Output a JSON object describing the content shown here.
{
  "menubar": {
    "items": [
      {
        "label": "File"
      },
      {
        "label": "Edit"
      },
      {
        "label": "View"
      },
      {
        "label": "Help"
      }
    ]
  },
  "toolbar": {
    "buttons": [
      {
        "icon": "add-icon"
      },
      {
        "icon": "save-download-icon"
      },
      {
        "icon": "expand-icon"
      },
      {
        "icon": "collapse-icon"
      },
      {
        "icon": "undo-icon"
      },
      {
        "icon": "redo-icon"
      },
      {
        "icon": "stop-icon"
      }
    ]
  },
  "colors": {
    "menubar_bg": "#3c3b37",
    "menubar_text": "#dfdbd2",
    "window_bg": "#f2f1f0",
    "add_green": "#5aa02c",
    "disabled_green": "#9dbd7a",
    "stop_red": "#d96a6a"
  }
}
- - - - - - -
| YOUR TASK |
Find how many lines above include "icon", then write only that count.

| ANSWER TO THIS EXERCISE |
7